(2) Regarding the sale of mining machines or other products related to virtual assets, a trader who, in the course of business, engages in unfair trade practices prohibited under the Trade Descriptions Ordinance (TDO), including "false trade descriptions", "misleading omissions", "aggressive commercial practices", "bait advertising", "bait-and-switch", and "wrongly accepting payment", commits an offence. A maximum fine of $500,000 and imprisonment for five years may be imposed upon conviction.
The Customs and Excise Department strives to combat unfair trade practices that contravene the TDO. It closely observes and monitors relevant situations in the market. If contravention of the TDO is found, appropriate actions will be taken immediately to protect consumer interests.
(3), (4) and (5) Under the Inland Revenue Ordinance (IRO), except for profits from the sale of capital assets, profits arising in or derived from Hong Kong from a trade, profession or business carried on in Hong Kong are chargeable to profits tax. Whether certain profits or gains in a particular case are chargeable to profits tax has to be considered on the basis of its own individual facts and circumstances. The provisions concerning profits tax in the IRO and the relevant case law are equally applicable to transactions involving virtual assets.
The Inland Revenue Department (IRD) is committed to maintaining the integrity of Hong Kong's taxation system.
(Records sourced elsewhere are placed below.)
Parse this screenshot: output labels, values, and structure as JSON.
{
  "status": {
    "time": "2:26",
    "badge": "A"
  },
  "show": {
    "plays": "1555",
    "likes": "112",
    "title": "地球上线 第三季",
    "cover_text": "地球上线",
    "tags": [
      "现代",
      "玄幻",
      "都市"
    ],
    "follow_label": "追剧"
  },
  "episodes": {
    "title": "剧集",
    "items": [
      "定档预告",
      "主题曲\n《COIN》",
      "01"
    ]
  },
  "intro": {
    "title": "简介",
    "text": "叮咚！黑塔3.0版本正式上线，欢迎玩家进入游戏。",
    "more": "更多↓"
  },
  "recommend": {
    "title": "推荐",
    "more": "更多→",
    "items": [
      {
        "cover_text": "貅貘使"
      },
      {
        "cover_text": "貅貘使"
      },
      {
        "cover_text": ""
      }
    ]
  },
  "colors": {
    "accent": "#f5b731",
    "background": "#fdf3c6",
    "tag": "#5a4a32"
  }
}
It collects information from various channels, supplemented by information technology. Cases are selected for audits and in-depth investigations as appropriate based on risk assessment. If necessary, the IRD will also seek relevant information from other tax authorities through the exchange of information mechanism under tax treaties so as to enhance its capability of detecting tax avoidance and evasion. IRD does not maintain statistics specifically on tax payable by persons carrying on virtual asset-related activities and relevant investigation cases.
(6) As the development of virtual assets trading is evolving rapidly, the Financial Services and the Treasury Bureau (FSTB) and the SFC have been monitoring the international regulatory development closely in order to explore whether it is appropriate to put virtual assets trading platforms under regulation. In November 2018, the SFC announced an exploratory regulatory approach under the sandbox environment to explore whether it was suitable to license and regulate virtual assets platforms using its existing power. SFC would decide whether, and if so, how to regulate virtual assets trading platforms after the exploratory stage. SFC is currently in discussion with some virtual assets trading platform operators so as to understand more about their operations, with a view to determining whether virtual assets trading platforms should be regulated under the SFO.
FSTB and financial regulators will continue to keep in view the development of virtual assets activities locally and globally. SFC will also continue to review its existing measures and suitably consider whether or not to put in place a more effective regulatory approach. We will maintain contact with overseas regulators through participation in relevant international organisations, including the International Organisation of Securities Commissions and the Financial Stability Board, to ensure that we can devise a suitable mechanism in good time to address the potential risks arising from virtual assets activities.
Ends/Wednesday, April 3, 2019
Issued at HKT 14:50